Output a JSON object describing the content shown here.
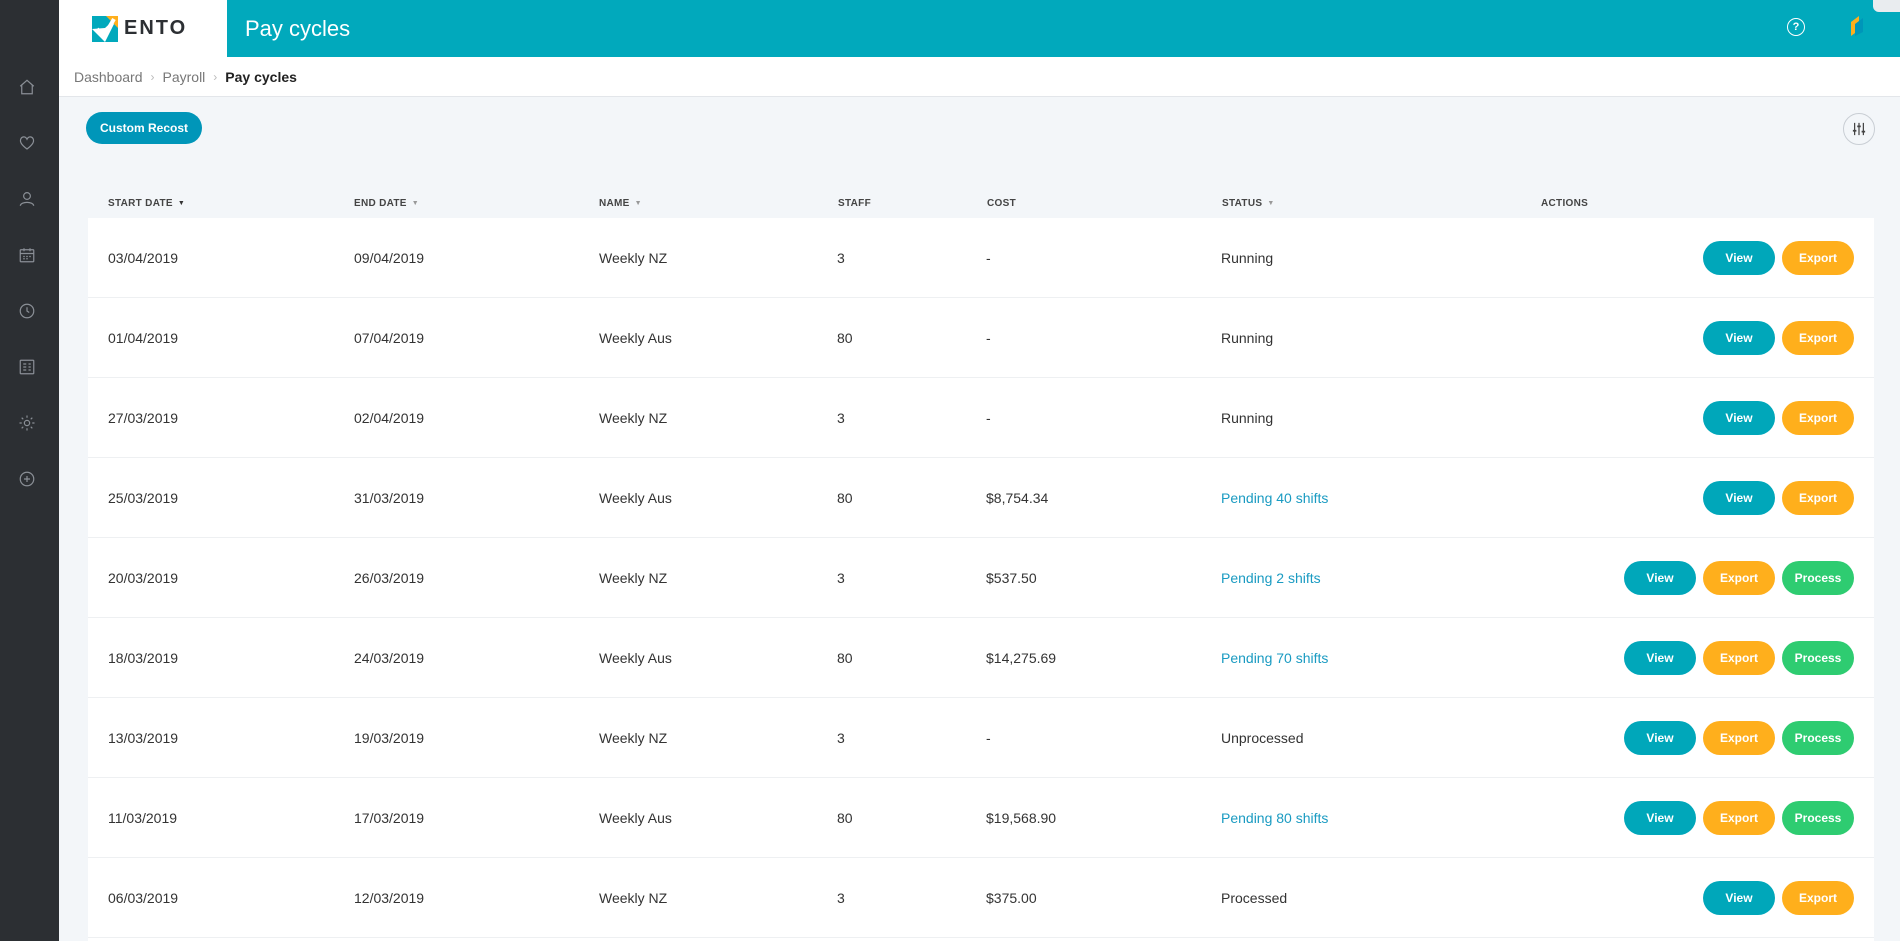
{
  "header": {
    "logo_text": "ENTO",
    "title": "Pay cycles",
    "help_glyph": "?"
  },
  "sidebar": {
    "items": [
      {
        "icon": "home-icon"
      },
      {
        "icon": "heart-icon"
      },
      {
        "icon": "user-icon"
      },
      {
        "icon": "calendar-icon"
      },
      {
        "icon": "clock-icon"
      },
      {
        "icon": "report-icon"
      },
      {
        "icon": "gear-icon"
      },
      {
        "icon": "plus-circle-icon"
      }
    ]
  },
  "breadcrumb": {
    "items": [
      "Dashboard",
      "Payroll",
      "Pay cycles"
    ],
    "separator": "›"
  },
  "toolbar": {
    "custom_recost_label": "Custom Recost"
  },
  "table": {
    "columns": {
      "start_date": "START DATE",
      "end_date": "END DATE",
      "name": "NAME",
      "staff": "STAFF",
      "cost": "COST",
      "status": "STATUS",
      "actions": "ACTIONS"
    },
    "sort_arrow": "▼",
    "button_labels": {
      "view": "View",
      "export": "Export",
      "process": "Process"
    },
    "rows": [
      {
        "start": "03/04/2019",
        "end": "09/04/2019",
        "name": "Weekly NZ",
        "staff": "3",
        "cost": "-",
        "status": "Running",
        "status_link": false,
        "process": false
      },
      {
        "start": "01/04/2019",
        "end": "07/04/2019",
        "name": "Weekly Aus",
        "staff": "80",
        "cost": "-",
        "status": "Running",
        "status_link": false,
        "process": false
      },
      {
        "start": "27/03/2019",
        "end": "02/04/2019",
        "name": "Weekly NZ",
        "staff": "3",
        "cost": "-",
        "status": "Running",
        "status_link": false,
        "process": false
      },
      {
        "start": "25/03/2019",
        "end": "31/03/2019",
        "name": "Weekly Aus",
        "staff": "80",
        "cost": "$8,754.34",
        "status": "Pending 40 shifts",
        "status_link": true,
        "process": false
      },
      {
        "start": "20/03/2019",
        "end": "26/03/2019",
        "name": "Weekly NZ",
        "staff": "3",
        "cost": "$537.50",
        "status": "Pending 2 shifts",
        "status_link": true,
        "process": true
      },
      {
        "start": "18/03/2019",
        "end": "24/03/2019",
        "name": "Weekly Aus",
        "staff": "80",
        "cost": "$14,275.69",
        "status": "Pending 70 shifts",
        "status_link": true,
        "process": true
      },
      {
        "start": "13/03/2019",
        "end": "19/03/2019",
        "name": "Weekly NZ",
        "staff": "3",
        "cost": "-",
        "status": "Unprocessed",
        "status_link": false,
        "process": true
      },
      {
        "start": "11/03/2019",
        "end": "17/03/2019",
        "name": "Weekly Aus",
        "staff": "80",
        "cost": "$19,568.90",
        "status": "Pending 80 shifts",
        "status_link": true,
        "process": true
      },
      {
        "start": "06/03/2019",
        "end": "12/03/2019",
        "name": "Weekly NZ",
        "staff": "3",
        "cost": "$375.00",
        "status": "Processed",
        "status_link": false,
        "process": false
      }
    ]
  },
  "colors": {
    "header_bg": "#01a9bc",
    "sidebar_bg": "#2c2f33",
    "view_btn": "#00a7ba",
    "export_btn": "#ffaf1c",
    "process_btn": "#2ecc71",
    "status_link": "#1a9bc2"
  }
}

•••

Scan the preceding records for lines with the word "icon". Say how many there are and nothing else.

## TASK SOLUTION
8